When being harassed by a corrupt police officer to offer him or her a bribe, using “chefe” or “boss” will show that you know they are in control. While we all would rather tell them a different phrase with a little more sting, corruption belongs to a larger war outside our own efforts; however, it doesn’t mean you can’t calm the situation and win the battle, usually by just showing identification and saying you don’t have any money to offer.

  1. Não faz mal (now-fahz-mahl) | No problem!

Translating literally to “it means to harm” or “it does no harm,” this phrase is used often throughout the country in reply to someone saying sorry or excuse me. I like it, because it mirrors our own phrases such as “don’t worry about it” or “no problem.”

  1. Quanto custa? (Quan-too-coosh-tah?) = How much is it?

Knowing this phrase, as well as how to understand numbers in Portuguese and the value of Mozambican currency (30MT=$1), will help you get by in urban or rural areas when buying something from a market or vendor on the street. The difficulty is being overcharged because you’re a foreigner and they know you aren’t familiar with the pricings. A tip is to ask someone nearby how much the item is usually or having them ask the vendor.

  1. Bom apetite (bohm-ah-pay-teet) | Boa viagem (boo-ah-vee-ah-jem) | Have a nice meal | Have a nice trip

When eating with someone or a large group in Mozambique, it’s tradition to start the meal with this phrase, wishing the group a satisfying meal. We’ve all heard this used back in the states or throughout other parts of the world, but here it is a respectful and simple way of showing kindness to fellow travelers or Mozambicans. The second is used before any long trip or voyage to wish the traveler good luck.

  1. Chega (shay-gah) | I’m full!

Mozambicans are notorious for pushing more and more food out of respect for a visitor or foreigner, but the time comes when you’re so filled with rice, beans, and savory meats, that you simply have to tell them you’re full. Translating literally to “arrive,” the phrase lets your friends know that you couldn’t possibly eat another bite of food. You’ve arrived, or your belly has arrived, or a potential sleepy coma has arrived. Chega!

  1. Até já (ah-tay-jah) | See you soon

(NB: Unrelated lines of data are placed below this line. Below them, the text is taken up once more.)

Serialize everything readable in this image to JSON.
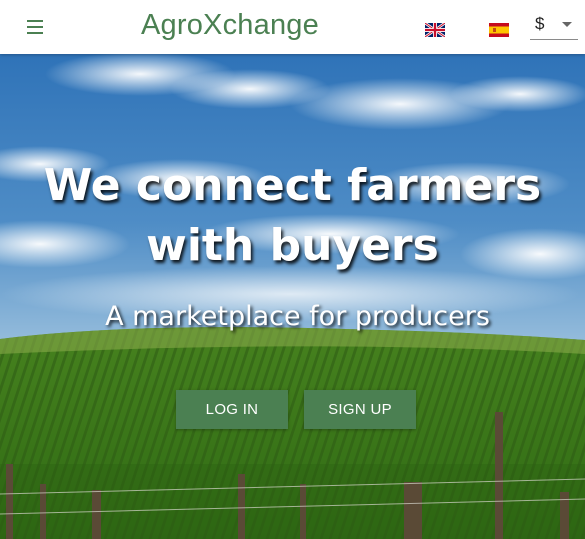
{
  "header": {
    "brand": "AgroXchange",
    "menu_icon": "menu-icon",
    "languages": [
      {
        "code": "en",
        "icon": "uk-flag-icon"
      },
      {
        "code": "es",
        "icon": "spain-flag-icon"
      }
    ],
    "currency": {
      "selected": "$"
    }
  },
  "hero": {
    "headline_line1": "We connect farmers",
    "headline_line2": "with buyers",
    "subheadline": "A marketplace for producers",
    "login_label": "LOG IN",
    "signup_label": "SIGN UP"
  },
  "colors": {
    "brand": "#4b8052",
    "button_bg": "#4b8052",
    "button_text": "#ffffff",
    "hero_text": "#ffffff"
  }
}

This is an informal phrase used to say goodbye to a close friend or colleague. While it doesn’t necessarily work in a more formal manner, it is used often throughout my community. Translating literally as “until already,” it doesn’t make literal sense, but it’s a phrase adopted to mean that the conversation will continue on.

Bonus Phrases that Incorporate English Words!

 

  • Ta Nice! (tah-nice) = That’s nice!
  • Estou biz (esh-toe-biz) = I am busy!
  • Hello! (Hello) = Hello! (Was that one so hard?)

——————————————–

Questions? Comments? Need other phrases translated? Contact me!

Tagged , , , , , , , ,
%d bloggers like this: